Monday, May 26, 2008

Dead Birds Reported In Minnesota In April

Late April was a tricky weather month in Minnesota for birds. Cold temperatures and heavy snows created harsh feeding conditions for insectivores just arriving from migration. From the Minneapolis Star Tribune:

The Minnesota DNR received numerous reports of dead swallows, bluebirds, sparrows, robins and warblers. Because of the cold spring, migrating songbirds found few insects when they arrived. Then the late-April snow hit in northern Minnesota. Birds that eat insects couldn't find food, and some starved.

In Brainerd, 19 dead swallows were found in nine different nest boxes. There were 27 more swallows and two bluebirds found dead in nest boxes at Crow Wing State Park,

“Citizens can help by putting out meal worms for bluebirds and other worm-eating birds. Unfortunately, there isn't anything we can do for the swallows that rely on flying insects for their main food source,” Henderson said. “Temperatures above 60 for a period of two to three days should produce enough insects to revive birds currently in peril.“

Conrad Christiansen, retired DNR biologist, said migrating birds are always pushing the snowline.

“Birds such as woodcock return about mid March,” Christiansen said. “If we experience a heavy, late snowfall some birds will suffer.“

However, some remained skeptical, according to an article in the River Valley Outdoors:

I still remain puzzled by the report. Gaylord Perry, co-owner of Wild Birds Unlimited in Onalaska, WI, agrees the DNR may be jumping to conclusion with out looking at all the facts.

Perry agrees it may be a possibility the birds are dying from starvation, but is quick to point out that most insect-eating birds will also eat seed and fruit.

“They not only eat insects, but will eat seed as long as it’s out of the shell,” he said. “They’re also fruit eaters.”

Perry said he was skeptical about bluebirds eating seeds until one of his customer brought in a photo to prove it.

“When I asked them what they were feeding the bluebirds, the customer said our garden mix,” Perry said. “Sure, everything is out of the shell in that mix.”

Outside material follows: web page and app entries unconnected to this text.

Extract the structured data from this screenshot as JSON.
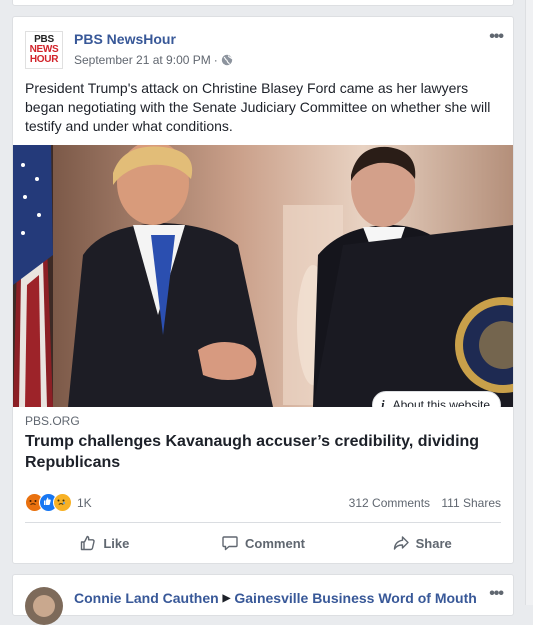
{
  "post": {
    "page_name": "PBS NewsHour",
    "avatar_lines": [
      "PBS",
      "NEWS",
      "HOUR"
    ],
    "timestamp": "September 21 at 9:00 PM",
    "separator": "·",
    "more": "•••",
    "text": "President Trump's attack on Christine Blasey Ford came as her lawyers began negotiating with the Senate Judiciary Committee on whether she will testify and under what conditions.",
    "link": {
      "about_icon": "i",
      "about_label": "About this website",
      "domain": "PBS.ORG",
      "title": "Trump challenges Kavanaugh accuser’s credibility, dividing Republicans"
    },
    "reactions": {
      "icons": [
        "angry-icon",
        "like-icon",
        "sad-icon"
      ],
      "count": "1K",
      "comments": "312 Comments",
      "shares": "111 Shares"
    },
    "actions": {
      "like": "Like",
      "comment": "Comment",
      "share": "Share"
    }
  },
  "next_post": {
    "author": "Connie Land Cauthen",
    "arrow": "▶",
    "group": "Gainesville Business Word of Mouth",
    "more": "•••"
  },
  "colors": {
    "link_blue": "#385898",
    "action_gray": "#606770",
    "background": "#e9ebee"
  }
}
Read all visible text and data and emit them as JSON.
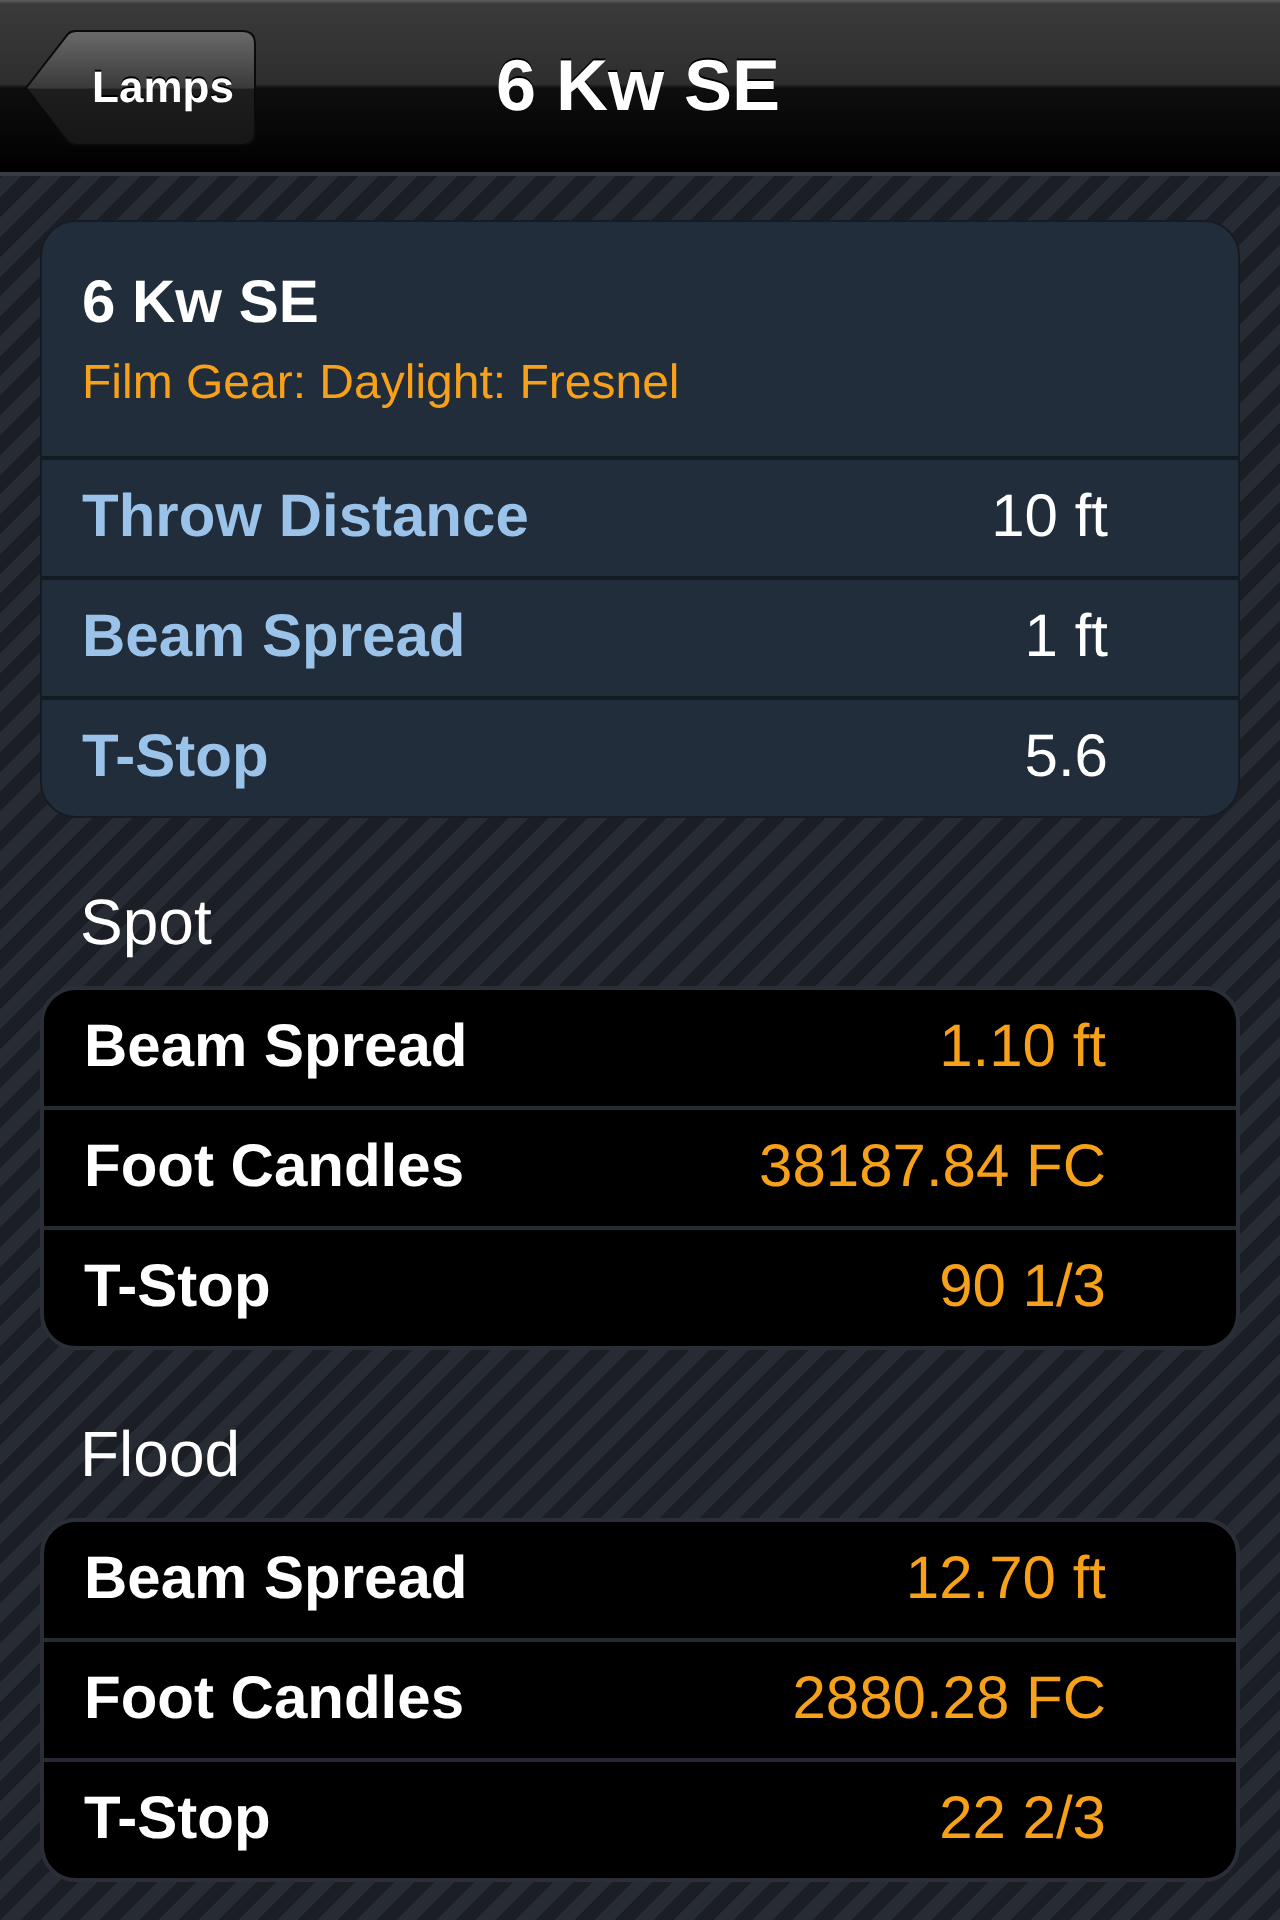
{
  "nav_bar": {
    "back_button": "Lamps",
    "title": "6 Kw SE"
  },
  "lamp_card": {
    "title": "6 Kw SE",
    "subtitle": "Film Gear: Daylight: Fresnel",
    "rows": [
      {
        "label": "Throw Distance",
        "value": "10 ft"
      },
      {
        "label": "Beam Spread",
        "value": "1 ft"
      },
      {
        "label": "T-Stop",
        "value": "5.6"
      }
    ]
  },
  "sections": [
    {
      "heading": "Spot",
      "rows": [
        {
          "label": "Beam Spread",
          "value": "1.10 ft"
        },
        {
          "label": "Foot Candles",
          "value": "38187.84 FC"
        },
        {
          "label": "T-Stop",
          "value": "90 1/3"
        }
      ]
    },
    {
      "heading": "Flood",
      "rows": [
        {
          "label": "Beam Spread",
          "value": "12.70 ft"
        },
        {
          "label": "Foot Candles",
          "value": "2880.28 FC"
        },
        {
          "label": "T-Stop",
          "value": "22 2/3"
        }
      ]
    }
  ]
}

Rather than starvation, could the birds found in the nest boxes have died from exposure from the cold, or from predation?

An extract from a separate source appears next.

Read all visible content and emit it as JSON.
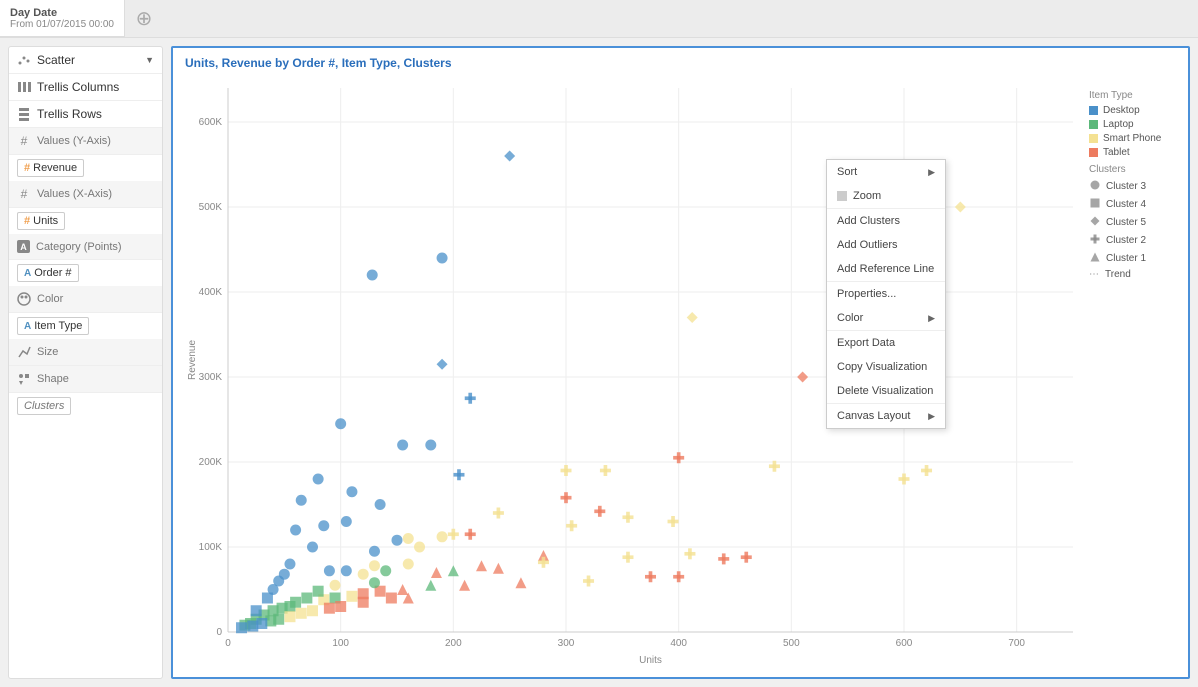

Perry says those are certainly possibilities and that’s why he remains very skeptical about the report.